#### Problem to work on
All entries should be copied exactly, none left out.

#### Material to process
■ ■ ■ ■ ■ ■ ■

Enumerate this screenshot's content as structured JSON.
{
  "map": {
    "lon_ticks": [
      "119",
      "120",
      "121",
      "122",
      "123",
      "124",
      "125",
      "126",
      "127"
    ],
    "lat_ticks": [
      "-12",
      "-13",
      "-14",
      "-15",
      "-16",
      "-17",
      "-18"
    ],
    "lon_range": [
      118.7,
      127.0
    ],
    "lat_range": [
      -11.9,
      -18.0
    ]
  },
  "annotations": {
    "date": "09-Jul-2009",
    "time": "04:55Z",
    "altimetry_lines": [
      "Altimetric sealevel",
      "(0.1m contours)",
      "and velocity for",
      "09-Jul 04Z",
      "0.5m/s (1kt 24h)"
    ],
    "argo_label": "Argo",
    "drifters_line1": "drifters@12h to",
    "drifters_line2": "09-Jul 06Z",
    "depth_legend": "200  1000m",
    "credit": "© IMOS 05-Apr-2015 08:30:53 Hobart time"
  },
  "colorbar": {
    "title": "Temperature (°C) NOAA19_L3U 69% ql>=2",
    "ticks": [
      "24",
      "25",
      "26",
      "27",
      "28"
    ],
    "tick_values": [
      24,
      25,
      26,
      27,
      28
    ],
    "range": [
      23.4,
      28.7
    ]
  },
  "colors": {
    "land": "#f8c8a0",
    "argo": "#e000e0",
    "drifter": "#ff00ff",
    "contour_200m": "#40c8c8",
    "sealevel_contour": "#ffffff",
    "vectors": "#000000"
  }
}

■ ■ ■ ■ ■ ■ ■

#### Result for this exercise
Enumerate this screenshot's content as structured JSON.
{
  "map": {
    "lon_ticks": [
      "119",
      "120",
      "121",
      "122",
      "123",
      "124",
      "125",
      "126",
      "127"
    ],
    "lat_ticks": [
      "-12",
      "-13",
      "-14",
      "-15",
      "-16",
      "-17",
      "-18"
    ],
    "lon_range": [
      118.7,
      127.0
    ],
    "lat_range": [
      -11.9,
      -18.0
    ]
  },
  "annotations": {
    "date": "09-Jul-2009",
    "time": "04:55Z",
    "altimetry_lines": [
      "Altimetric sealevel",
      "(0.1m contours)",
      "and velocity for",
      "09-Jul 04Z",
      "0.5m/s (1kt 24h)"
    ],
    "argo_label": "Argo",
    "drifters_line1": "drifters@12h to",
    "drifters_line2": "09-Jul 06Z",
    "depth_legend": "200  1000m",
    "credit": "© IMOS 05-Apr-2015 08:30:53 Hobart time"
  },
  "colorbar": {
    "title": "Temperature (°C) NOAA19_L3U 69% ql>=2",
    "ticks": [
      "24",
      "25",
      "26",
      "27",
      "28"
    ],
    "tick_values": [
      24,
      25,
      26,
      27,
      28
    ],
    "range": [
      23.4,
      28.7
    ]
  },
  "colors": {
    "land": "#f8c8a0",
    "argo": "#e000e0",
    "drifter": "#ff00ff",
    "contour_200m": "#40c8c8",
    "sealevel_contour": "#ffffff",
    "vectors": "#000000"
  }
}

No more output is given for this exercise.